**EXERCISE OBJECTIVE:** Some lines hold the string "JSON". Copy all of them from the material that follows.

____ DATA FOR THIS TASK

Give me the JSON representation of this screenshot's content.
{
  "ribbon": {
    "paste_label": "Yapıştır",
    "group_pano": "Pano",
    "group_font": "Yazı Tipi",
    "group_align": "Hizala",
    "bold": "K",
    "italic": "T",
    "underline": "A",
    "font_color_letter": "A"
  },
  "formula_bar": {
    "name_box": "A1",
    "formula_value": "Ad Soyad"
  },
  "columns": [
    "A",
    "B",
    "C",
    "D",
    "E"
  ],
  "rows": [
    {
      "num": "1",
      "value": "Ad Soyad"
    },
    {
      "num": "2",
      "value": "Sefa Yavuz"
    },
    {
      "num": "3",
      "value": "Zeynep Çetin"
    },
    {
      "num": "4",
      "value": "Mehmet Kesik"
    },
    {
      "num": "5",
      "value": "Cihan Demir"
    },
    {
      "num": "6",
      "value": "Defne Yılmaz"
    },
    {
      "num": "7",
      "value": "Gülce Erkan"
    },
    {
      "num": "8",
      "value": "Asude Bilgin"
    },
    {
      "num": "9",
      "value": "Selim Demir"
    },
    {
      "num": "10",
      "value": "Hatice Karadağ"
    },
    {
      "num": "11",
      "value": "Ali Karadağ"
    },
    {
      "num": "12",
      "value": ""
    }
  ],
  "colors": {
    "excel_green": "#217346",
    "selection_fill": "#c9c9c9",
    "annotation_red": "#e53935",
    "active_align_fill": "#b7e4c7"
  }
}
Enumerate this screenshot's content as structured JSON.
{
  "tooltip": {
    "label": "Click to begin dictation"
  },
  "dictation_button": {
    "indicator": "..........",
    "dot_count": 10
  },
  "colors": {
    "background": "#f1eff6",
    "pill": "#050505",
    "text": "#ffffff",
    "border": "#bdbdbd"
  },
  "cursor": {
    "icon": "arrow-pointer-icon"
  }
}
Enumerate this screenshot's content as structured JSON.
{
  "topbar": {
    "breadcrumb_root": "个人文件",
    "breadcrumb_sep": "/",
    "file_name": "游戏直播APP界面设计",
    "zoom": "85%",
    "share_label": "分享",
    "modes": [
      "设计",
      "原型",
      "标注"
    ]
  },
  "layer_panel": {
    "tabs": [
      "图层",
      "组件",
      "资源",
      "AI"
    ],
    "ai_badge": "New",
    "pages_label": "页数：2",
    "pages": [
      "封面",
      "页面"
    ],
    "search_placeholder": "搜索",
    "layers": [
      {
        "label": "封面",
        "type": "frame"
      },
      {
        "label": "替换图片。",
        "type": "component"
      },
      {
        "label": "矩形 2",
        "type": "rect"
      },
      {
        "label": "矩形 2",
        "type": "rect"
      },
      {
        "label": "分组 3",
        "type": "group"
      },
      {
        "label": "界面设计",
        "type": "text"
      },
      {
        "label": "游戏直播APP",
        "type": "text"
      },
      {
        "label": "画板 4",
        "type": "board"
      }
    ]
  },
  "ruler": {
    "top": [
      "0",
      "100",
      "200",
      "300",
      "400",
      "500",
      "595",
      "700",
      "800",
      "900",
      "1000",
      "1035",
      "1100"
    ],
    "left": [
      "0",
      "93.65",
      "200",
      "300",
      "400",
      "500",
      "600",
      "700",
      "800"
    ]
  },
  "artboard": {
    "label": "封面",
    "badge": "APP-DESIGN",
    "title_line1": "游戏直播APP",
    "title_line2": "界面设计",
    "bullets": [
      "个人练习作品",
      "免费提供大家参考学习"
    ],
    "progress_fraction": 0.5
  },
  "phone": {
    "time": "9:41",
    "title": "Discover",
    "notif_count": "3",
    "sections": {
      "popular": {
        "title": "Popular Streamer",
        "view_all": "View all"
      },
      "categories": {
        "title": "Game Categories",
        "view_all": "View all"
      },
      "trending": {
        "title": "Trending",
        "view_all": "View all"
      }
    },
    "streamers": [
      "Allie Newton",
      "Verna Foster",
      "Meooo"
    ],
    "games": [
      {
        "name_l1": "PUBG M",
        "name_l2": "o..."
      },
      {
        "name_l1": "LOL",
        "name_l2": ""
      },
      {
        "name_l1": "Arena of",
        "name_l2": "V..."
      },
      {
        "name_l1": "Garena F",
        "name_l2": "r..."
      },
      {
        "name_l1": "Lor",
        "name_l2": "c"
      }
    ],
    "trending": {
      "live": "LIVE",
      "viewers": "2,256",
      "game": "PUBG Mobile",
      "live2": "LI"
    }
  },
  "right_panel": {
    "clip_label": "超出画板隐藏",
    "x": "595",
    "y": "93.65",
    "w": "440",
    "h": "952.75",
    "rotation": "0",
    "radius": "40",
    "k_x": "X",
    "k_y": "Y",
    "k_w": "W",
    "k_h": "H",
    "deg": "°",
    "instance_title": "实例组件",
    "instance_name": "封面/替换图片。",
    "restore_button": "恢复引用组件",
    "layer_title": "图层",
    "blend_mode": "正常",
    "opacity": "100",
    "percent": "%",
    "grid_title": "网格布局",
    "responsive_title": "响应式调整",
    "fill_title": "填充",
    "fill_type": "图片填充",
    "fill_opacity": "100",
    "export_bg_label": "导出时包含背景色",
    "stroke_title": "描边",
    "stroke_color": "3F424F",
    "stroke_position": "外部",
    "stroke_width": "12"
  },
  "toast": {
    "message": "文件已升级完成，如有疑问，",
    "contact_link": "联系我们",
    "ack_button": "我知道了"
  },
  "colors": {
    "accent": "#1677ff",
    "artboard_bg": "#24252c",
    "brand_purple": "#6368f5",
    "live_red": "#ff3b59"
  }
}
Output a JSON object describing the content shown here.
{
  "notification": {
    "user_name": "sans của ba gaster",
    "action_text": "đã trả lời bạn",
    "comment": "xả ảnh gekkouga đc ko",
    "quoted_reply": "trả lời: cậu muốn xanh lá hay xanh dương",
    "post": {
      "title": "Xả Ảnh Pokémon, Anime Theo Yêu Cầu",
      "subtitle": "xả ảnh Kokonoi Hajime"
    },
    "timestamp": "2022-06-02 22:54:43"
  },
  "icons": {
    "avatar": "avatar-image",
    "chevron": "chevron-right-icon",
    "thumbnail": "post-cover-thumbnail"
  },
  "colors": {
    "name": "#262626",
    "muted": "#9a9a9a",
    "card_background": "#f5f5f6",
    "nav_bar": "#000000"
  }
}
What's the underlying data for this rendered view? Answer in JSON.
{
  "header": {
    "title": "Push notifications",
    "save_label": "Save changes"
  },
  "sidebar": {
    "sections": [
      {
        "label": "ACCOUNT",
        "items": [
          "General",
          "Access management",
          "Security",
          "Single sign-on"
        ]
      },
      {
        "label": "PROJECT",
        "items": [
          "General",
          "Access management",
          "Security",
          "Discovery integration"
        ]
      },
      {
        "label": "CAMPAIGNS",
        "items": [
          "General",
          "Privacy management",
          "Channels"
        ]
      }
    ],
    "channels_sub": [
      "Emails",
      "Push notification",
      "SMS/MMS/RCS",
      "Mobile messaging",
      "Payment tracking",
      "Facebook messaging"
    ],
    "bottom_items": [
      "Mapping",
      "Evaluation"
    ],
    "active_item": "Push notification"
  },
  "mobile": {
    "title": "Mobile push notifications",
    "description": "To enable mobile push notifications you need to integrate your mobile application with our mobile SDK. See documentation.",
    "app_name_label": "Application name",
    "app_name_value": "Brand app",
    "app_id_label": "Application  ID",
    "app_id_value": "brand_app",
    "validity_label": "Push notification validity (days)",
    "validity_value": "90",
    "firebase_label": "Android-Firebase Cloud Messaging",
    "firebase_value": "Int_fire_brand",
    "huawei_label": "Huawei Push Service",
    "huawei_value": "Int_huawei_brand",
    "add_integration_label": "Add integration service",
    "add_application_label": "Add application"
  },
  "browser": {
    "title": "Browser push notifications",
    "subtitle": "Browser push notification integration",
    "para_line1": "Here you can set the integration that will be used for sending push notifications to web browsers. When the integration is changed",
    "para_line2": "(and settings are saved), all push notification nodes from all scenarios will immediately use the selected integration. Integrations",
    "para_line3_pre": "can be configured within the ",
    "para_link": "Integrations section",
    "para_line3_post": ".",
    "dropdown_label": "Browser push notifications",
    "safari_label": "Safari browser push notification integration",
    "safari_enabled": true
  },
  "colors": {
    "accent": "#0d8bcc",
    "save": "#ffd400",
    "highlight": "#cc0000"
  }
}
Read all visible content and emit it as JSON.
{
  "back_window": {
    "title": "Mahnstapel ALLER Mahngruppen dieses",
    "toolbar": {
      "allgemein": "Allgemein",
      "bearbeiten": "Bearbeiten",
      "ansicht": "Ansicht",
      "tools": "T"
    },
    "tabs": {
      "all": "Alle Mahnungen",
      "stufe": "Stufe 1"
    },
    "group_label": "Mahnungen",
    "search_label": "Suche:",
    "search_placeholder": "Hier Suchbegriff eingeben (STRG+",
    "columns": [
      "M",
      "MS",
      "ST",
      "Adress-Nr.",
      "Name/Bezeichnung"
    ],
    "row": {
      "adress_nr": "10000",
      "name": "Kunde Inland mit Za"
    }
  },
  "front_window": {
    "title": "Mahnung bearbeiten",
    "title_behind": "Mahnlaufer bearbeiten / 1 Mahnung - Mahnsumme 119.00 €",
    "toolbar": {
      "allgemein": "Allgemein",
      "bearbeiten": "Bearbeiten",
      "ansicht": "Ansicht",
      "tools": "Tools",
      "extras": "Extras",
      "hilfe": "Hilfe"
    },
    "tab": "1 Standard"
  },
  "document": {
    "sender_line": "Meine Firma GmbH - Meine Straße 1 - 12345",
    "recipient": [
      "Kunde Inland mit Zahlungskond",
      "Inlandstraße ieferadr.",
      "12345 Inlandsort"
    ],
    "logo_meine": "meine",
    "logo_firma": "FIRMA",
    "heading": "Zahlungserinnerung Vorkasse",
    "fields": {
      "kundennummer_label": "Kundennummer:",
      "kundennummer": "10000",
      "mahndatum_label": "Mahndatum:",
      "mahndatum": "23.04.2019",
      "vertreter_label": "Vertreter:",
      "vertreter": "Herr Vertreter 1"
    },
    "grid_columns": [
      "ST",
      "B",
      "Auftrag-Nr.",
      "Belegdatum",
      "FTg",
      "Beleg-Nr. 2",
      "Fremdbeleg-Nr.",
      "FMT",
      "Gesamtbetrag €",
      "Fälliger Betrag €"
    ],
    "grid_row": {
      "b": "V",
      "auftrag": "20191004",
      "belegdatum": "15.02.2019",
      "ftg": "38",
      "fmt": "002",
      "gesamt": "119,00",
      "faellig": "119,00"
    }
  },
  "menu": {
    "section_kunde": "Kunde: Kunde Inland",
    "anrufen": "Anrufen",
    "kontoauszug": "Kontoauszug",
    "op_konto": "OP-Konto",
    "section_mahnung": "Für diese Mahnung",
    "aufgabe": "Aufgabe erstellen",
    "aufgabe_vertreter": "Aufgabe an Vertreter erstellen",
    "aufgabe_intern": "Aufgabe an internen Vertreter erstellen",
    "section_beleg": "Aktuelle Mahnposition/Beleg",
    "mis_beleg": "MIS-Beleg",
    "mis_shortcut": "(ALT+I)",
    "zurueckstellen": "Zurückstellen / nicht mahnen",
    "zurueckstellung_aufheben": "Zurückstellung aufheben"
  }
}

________

**ANSWER SPACE:**
Give me the JSON representation of this screenshot's content.
Enumerate this screenshot's content as structured JSON.
Enumerate this screenshot's content as structured JSON.
Output a JSON object describing the content shown here.
What's the underlying data for this rendered view? Answer in JSON.
Read all visible content and emit it as JSON.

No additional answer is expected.